The demolition of the Palast der Republik (Palace of the Republic), the monstrous former East German parliamentary building in the historical heart of Berlin, finally began in February 2006, following a bitter tug of war that spanned nearly two decades after the fall of the Berlin Wall. The razing of the Palast took two years and became an urban spectacle just like its original construction and bizarre postsocialist afterlife. The Palast was closed down in 1990 for asbestos removal, shortly after East German representatives approved the treaty of German reunification in it The building and its site were at the center of heated political debates and, despite the structure's disheveled and partially dismantled state, home to unconventional projects. The unexpected renaissance of the Palast began in 2004 when the remaining structure was opened for "interim use" and became an instant hit, especially with younger generations that had little or no first-hand experience of socialism (Oswalt 2005; Schrader 2005) It hosted innovative art installations, modern ballet and theater performances, film screenings, and allnight parties (Misselwitz et al. 2005) The offbeat boat tour in the partially flooded basement of the Palast, turned into a fantasyland of canals and small islands, was especially popular among tourists (Kimmelman 2008)
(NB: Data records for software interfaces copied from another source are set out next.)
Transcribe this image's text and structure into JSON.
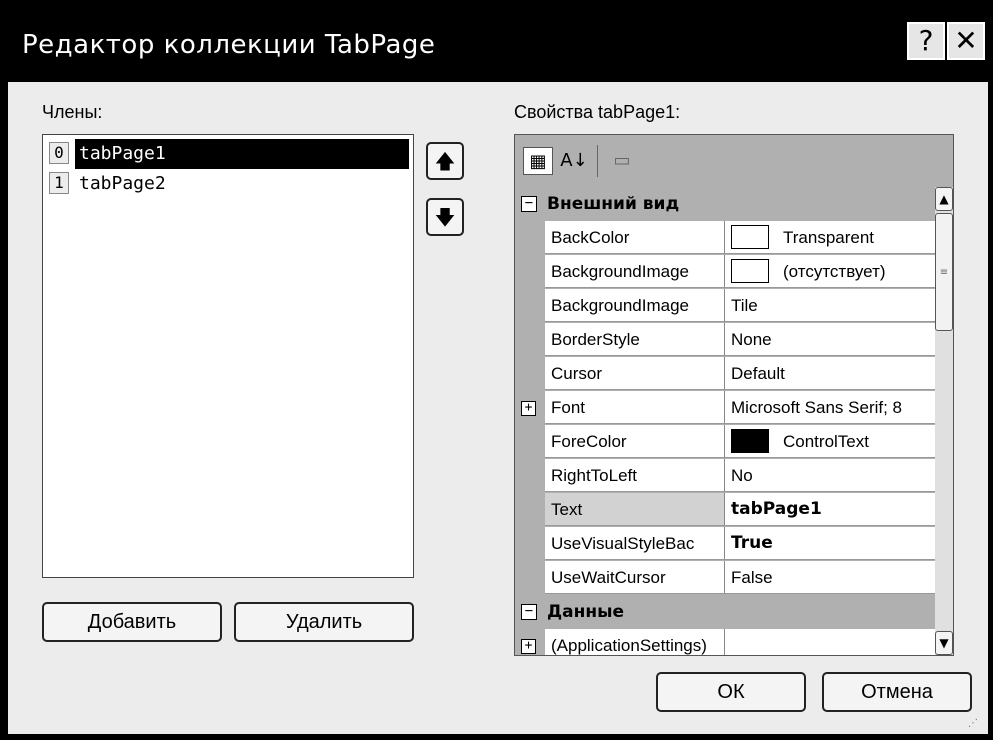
{
  "window": {
    "title": "Редактор коллекции TabPage",
    "help_glyph": "?",
    "close_glyph": "✕"
  },
  "members": {
    "label": "Члены:",
    "items": [
      {
        "index": "0",
        "name": "tabPage1",
        "selected": true
      },
      {
        "index": "1",
        "name": "tabPage2",
        "selected": false
      }
    ],
    "move_up_icon": "arrow-up-icon",
    "move_down_icon": "arrow-down-icon"
  },
  "buttons": {
    "add": "Добавить",
    "remove": "Удалить",
    "ok": "ОК",
    "cancel": "Отмена"
  },
  "properties": {
    "label": "Свойства tabPage1:",
    "toolbar": {
      "categorized_icon": "categorized-icon",
      "alphabetical_icon": "alphabetical-icon",
      "property_pages_icon": "property-pages-icon",
      "alphabetical_glyph": "A↓",
      "categorized_glyph": "▦"
    },
    "categories": [
      {
        "name": "Внешний вид",
        "rows": [
          {
            "name": "BackColor",
            "value": "Transparent",
            "swatch": "#ffffff"
          },
          {
            "name": "BackgroundImage",
            "value": "(отсутствует)",
            "swatch": "#ffffff"
          },
          {
            "name": "BackgroundImage",
            "value": "Tile"
          },
          {
            "name": "BorderStyle",
            "value": "None"
          },
          {
            "name": "Cursor",
            "value": "Default"
          },
          {
            "name": "Font",
            "value": "Microsoft Sans Serif; 8",
            "expandable": true
          },
          {
            "name": "ForeColor",
            "value": "ControlText",
            "swatch": "#000000"
          },
          {
            "name": "RightToLeft",
            "value": "No"
          },
          {
            "name": "Text",
            "value": "tabPage1",
            "bold": true,
            "selected": true
          },
          {
            "name": "UseVisualStyleBac",
            "value": "True",
            "bold": true
          },
          {
            "name": "UseWaitCursor",
            "value": "False"
          }
        ]
      },
      {
        "name": "Данные",
        "rows": [
          {
            "name": "(ApplicationSettings)",
            "value": "",
            "expandable": true
          }
        ]
      }
    ]
  }
}
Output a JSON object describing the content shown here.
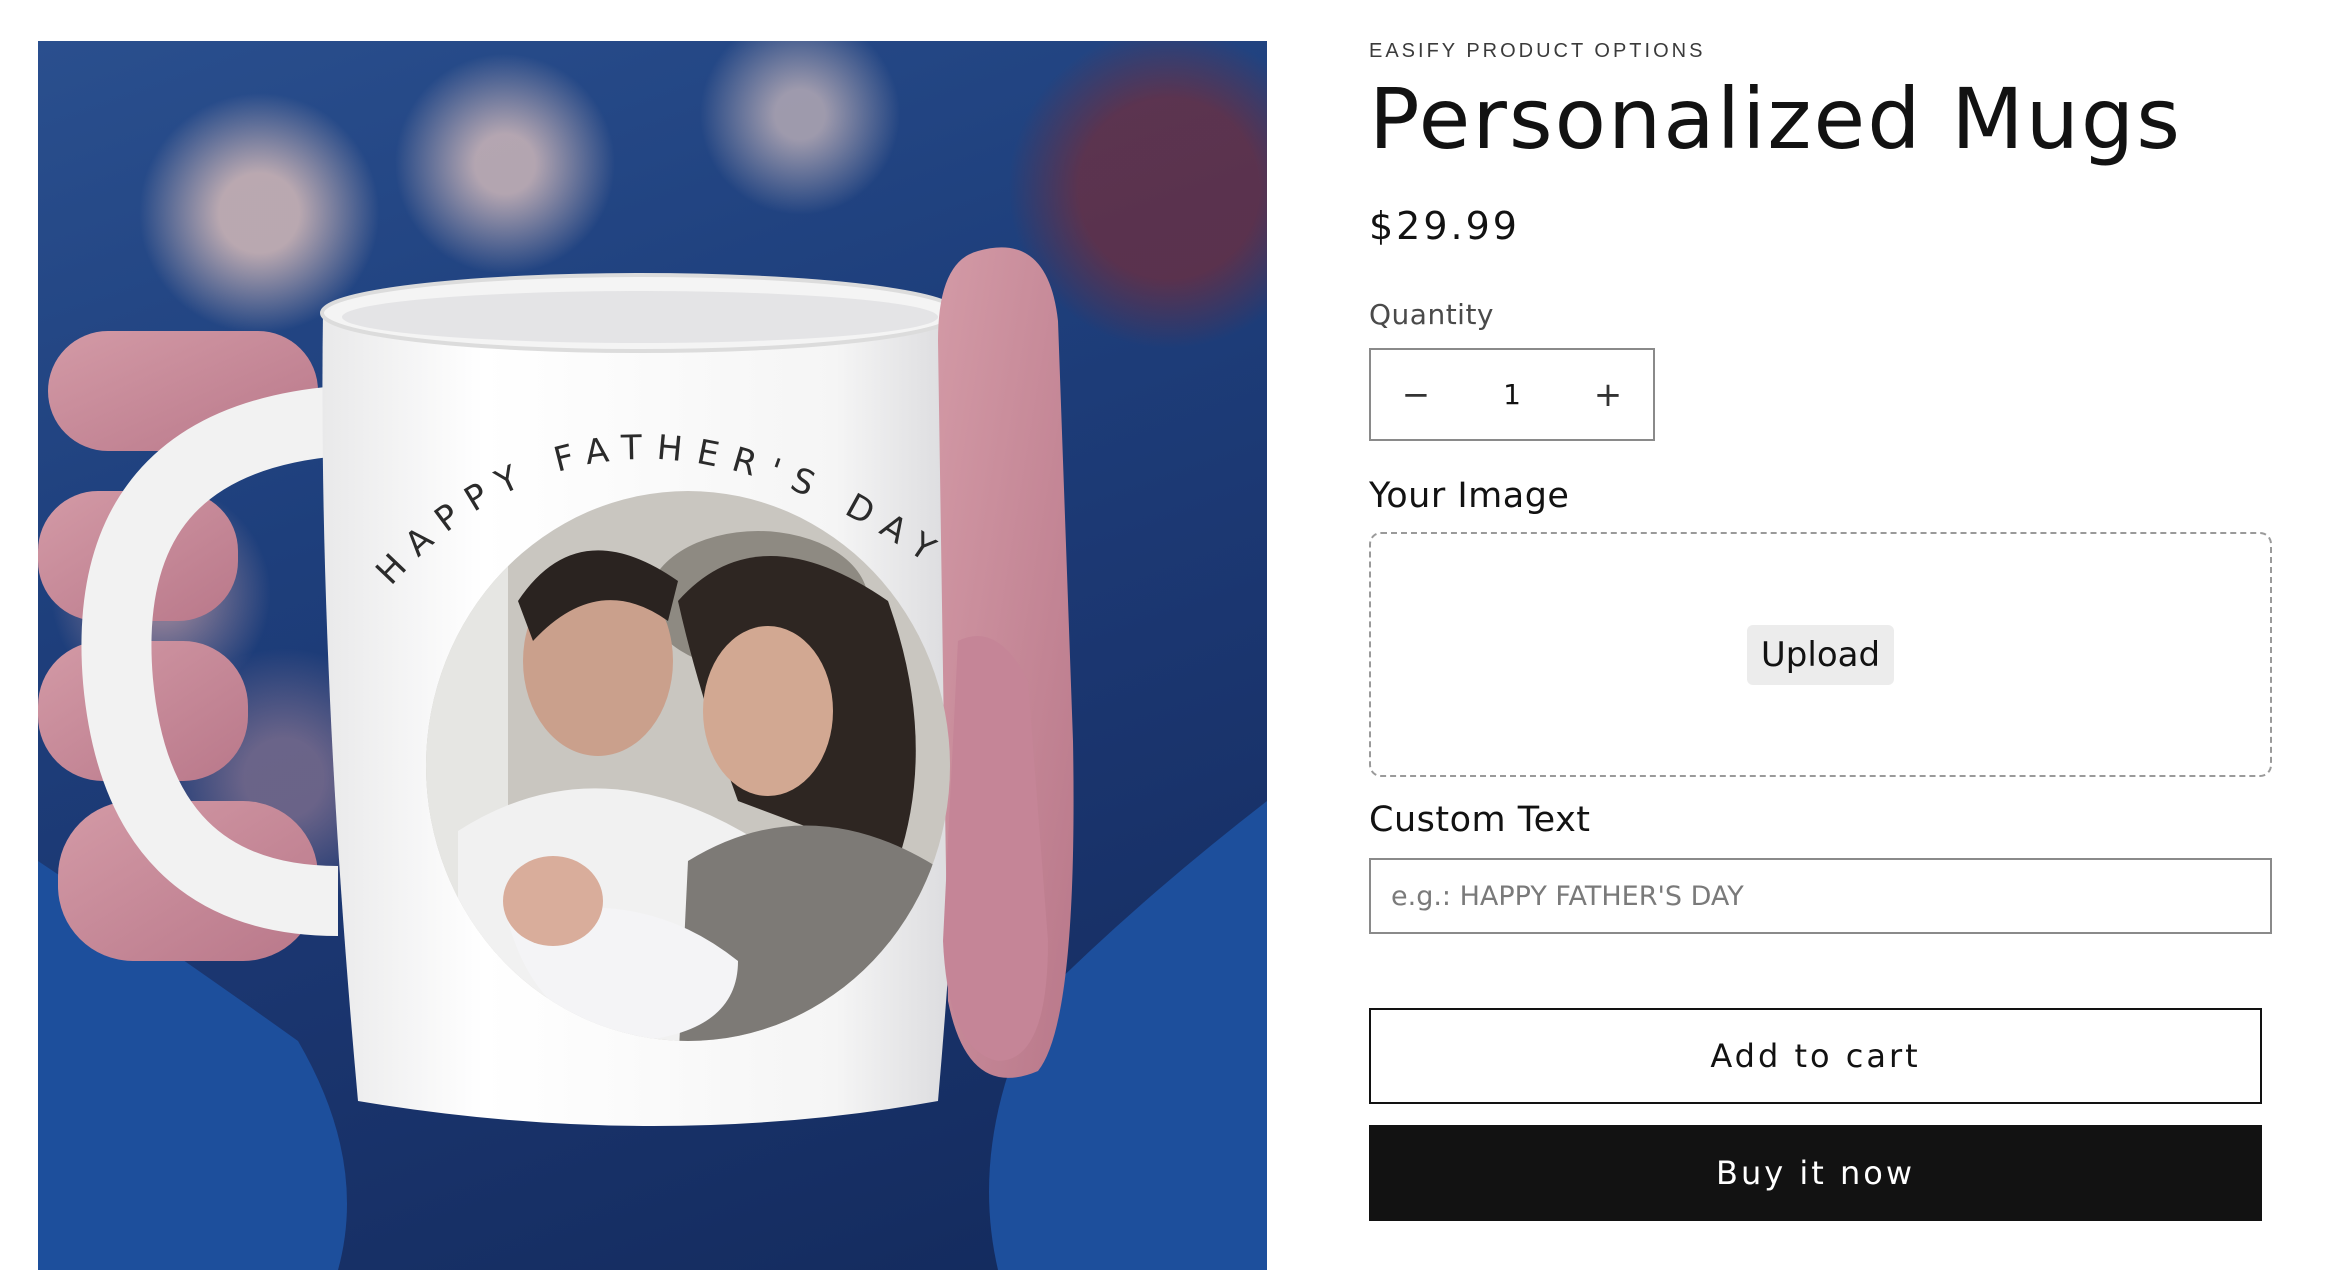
{
  "product": {
    "vendor": "EASIFY PRODUCT OPTIONS",
    "title": "Personalized Mugs",
    "price": "$29.99"
  },
  "media": {
    "mug_print_text": "HAPPY FATHER'S DAY"
  },
  "quantity": {
    "label": "Quantity",
    "value": "1",
    "decrease_symbol": "−",
    "increase_symbol": "+"
  },
  "options": {
    "image_label": "Your Image",
    "upload_label": "Upload",
    "text_label": "Custom Text",
    "text_placeholder": "e.g.: HAPPY FATHER'S DAY"
  },
  "actions": {
    "add_to_cart": "Add to cart",
    "buy_now": "Buy it now"
  },
  "colors": {
    "primary": "#121212",
    "background": "#ffffff",
    "border": "#8a8a8a"
  }
}
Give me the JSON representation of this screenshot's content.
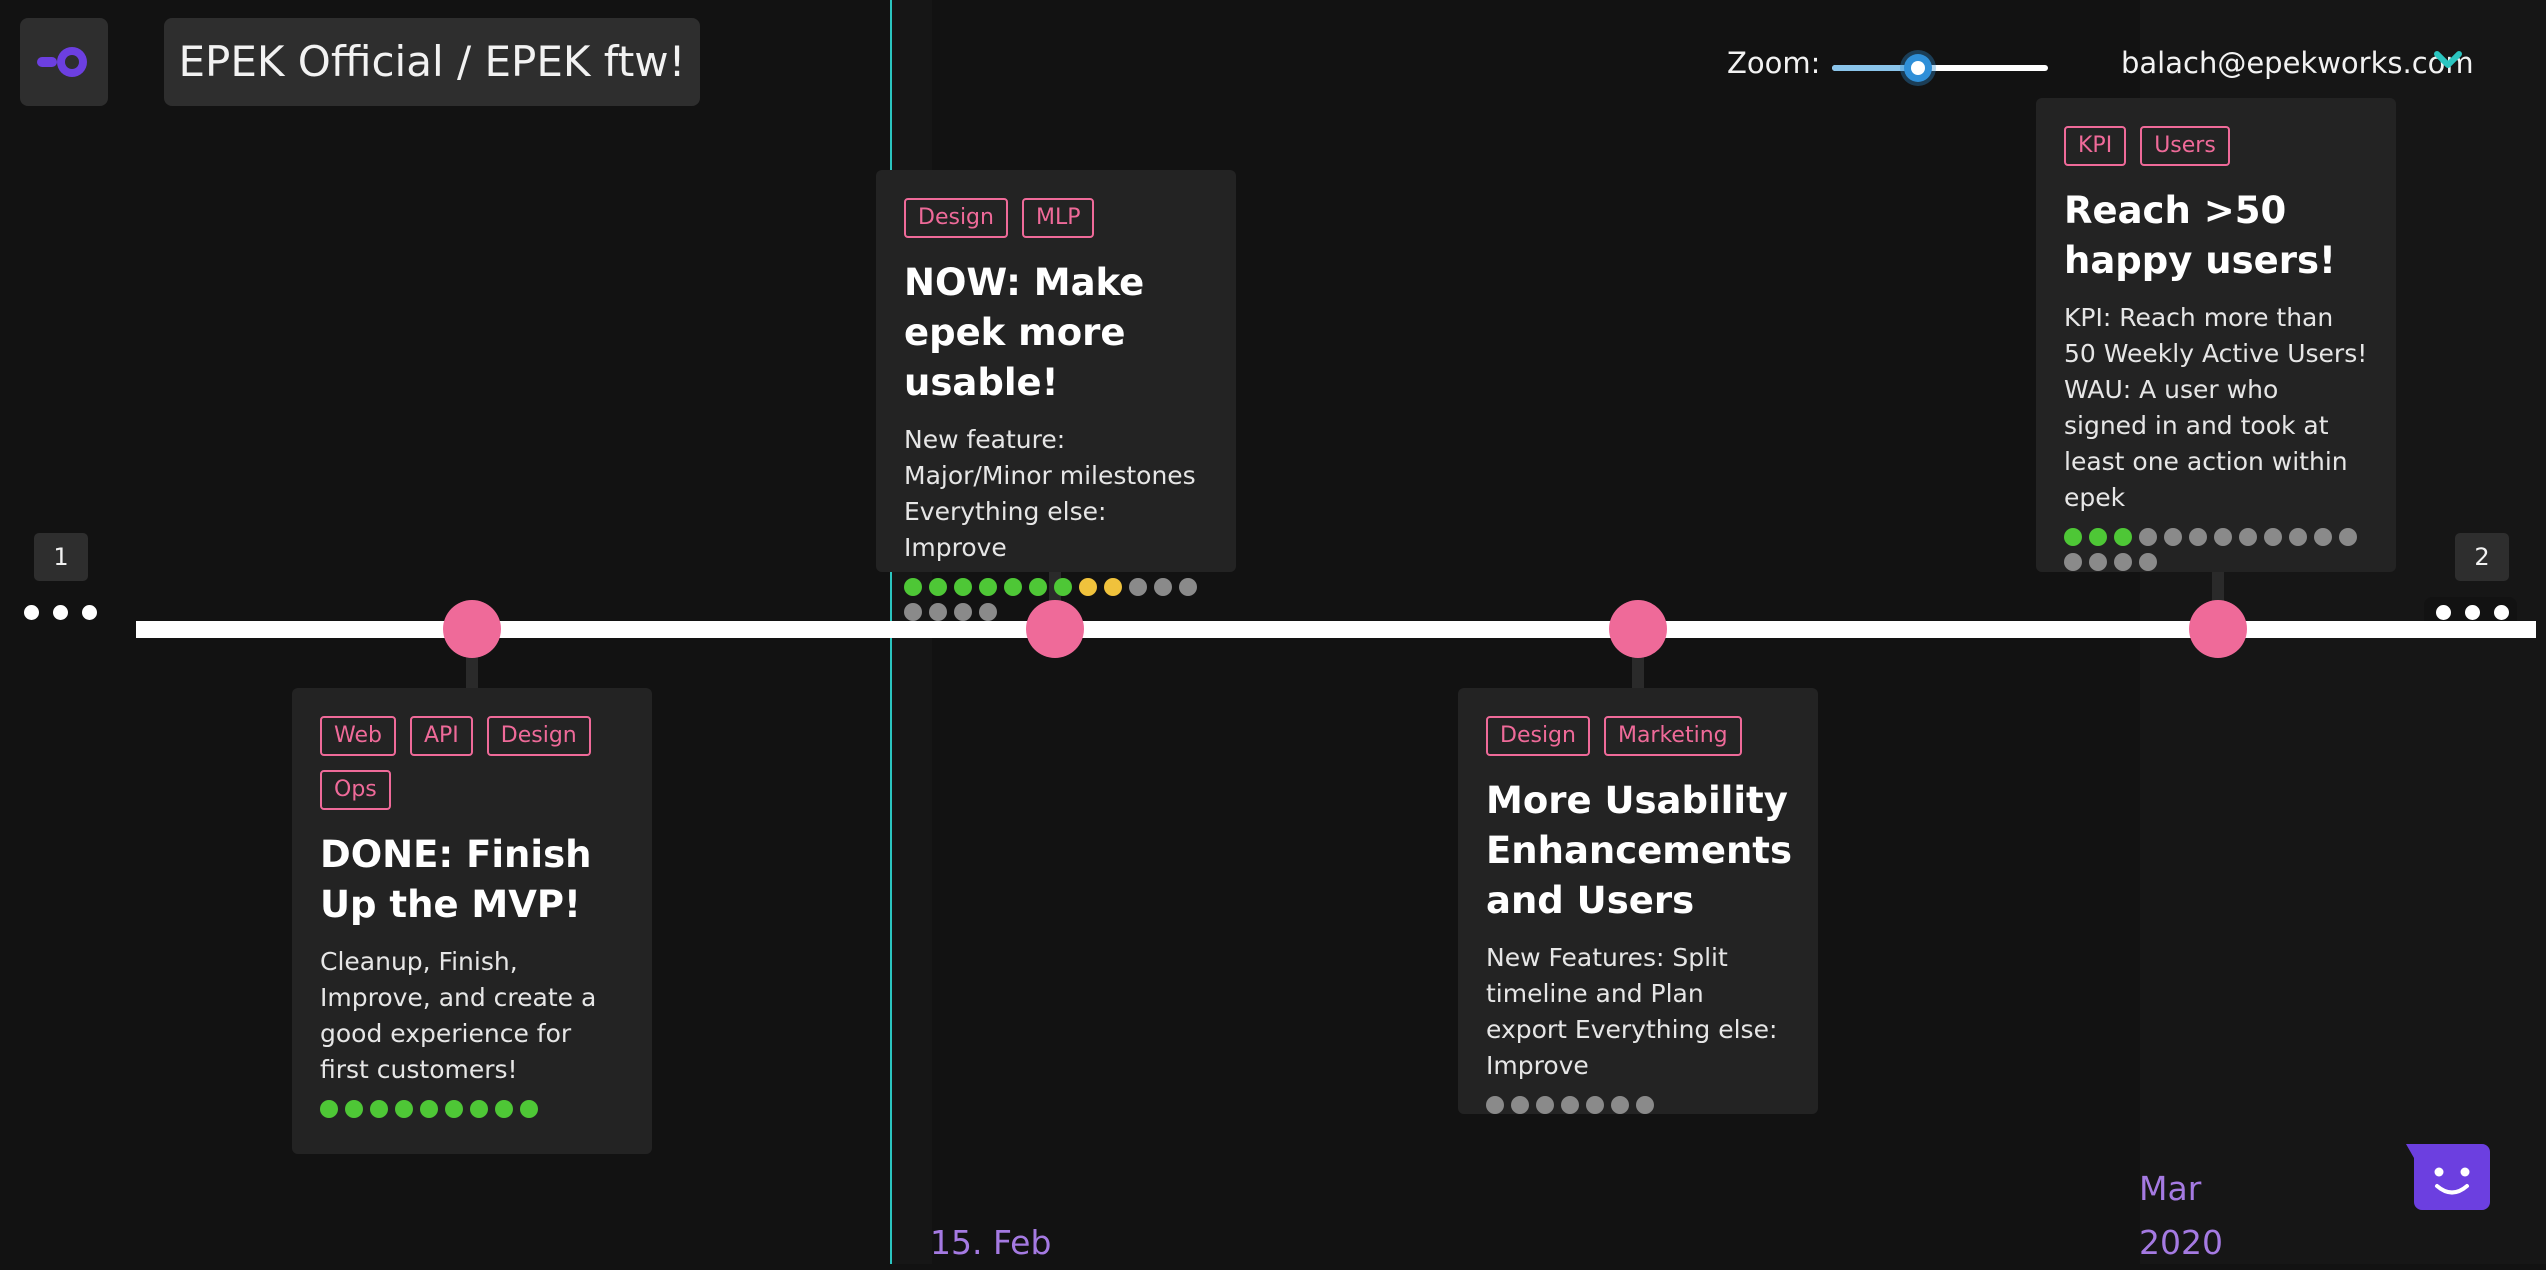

Despite the unforeseen success of the odd half-ruin, the German parliament never considered overturning the decision it made in 2003 to demolish the Palast and reconstruct the replica of the fac;ade of the Berliner Stadtschloss, the Baroque Imperial Palace which occupied the site before the East German state blew it up in 1950 (see Figure 11)
It remains to be seen whether the post-1989 German state committed the same political mistake as the communist leadership when it decided to raze the Imperial Palace in 1950. There are quite a few uncanny similarities between the trajectories of the two palaces. The Baroque Palace of the Hohenzollerns was severely damaged in World War II. The East German government decided to dynamite the ruins because doing away with the building seemed like an easy and efficient way to deal with Germany's imperial past But the bold move eventually backfired. First, many Germans classified this act among the worst crimes of the
East German regime which they were determined to set right after 1989. Second, filling the void actually turned out to be much more difficult than expected. It took nearly 25 years and a long series of aborted projects to erect the Palast, during which period the prominent site functioned mostly as a parking lot The monumental modernist block of the Palast finally opened in 1976, every bit of it flaunting the socialist government's conspicuous investment, including the display of imported Swedish marble and West German escalators, and lavish - well, by socialist standards - interior design (see Figure 12)
The architects who were commissioned to design the building sought to revive the Volkshaus concept of the nineteenth century workers' movement in an
attempt to combine political representative functions with public use, leisure, openness, and accessibility.' In addition to housing the East German parliament, the Palast also contained a Congress Hall with 5,000 seats, 13 restaurants and cafes, two discotheques, several art galleries, a theater and a bowling alley, quickly emerging as the most visited entertainment complex in East Berlin. That the Palast was so enmeshed in everyday life, and not simply a clear-cut symbol of the state and totalitarian rule, is what makes many East Berliners deeply resentful about the post-1989 political treatment of the building (see Figure 13)
The checkered history of the Palast der Republik underscores the central role of the state in matters of architecture and culture, and the thorny challenges facing architects who are expected to give lasting form to such politically charged projects. It is this intricate and dynamic relationship between the political agendas of the state and the intellectual programs of architects that constitutes the subject of this book.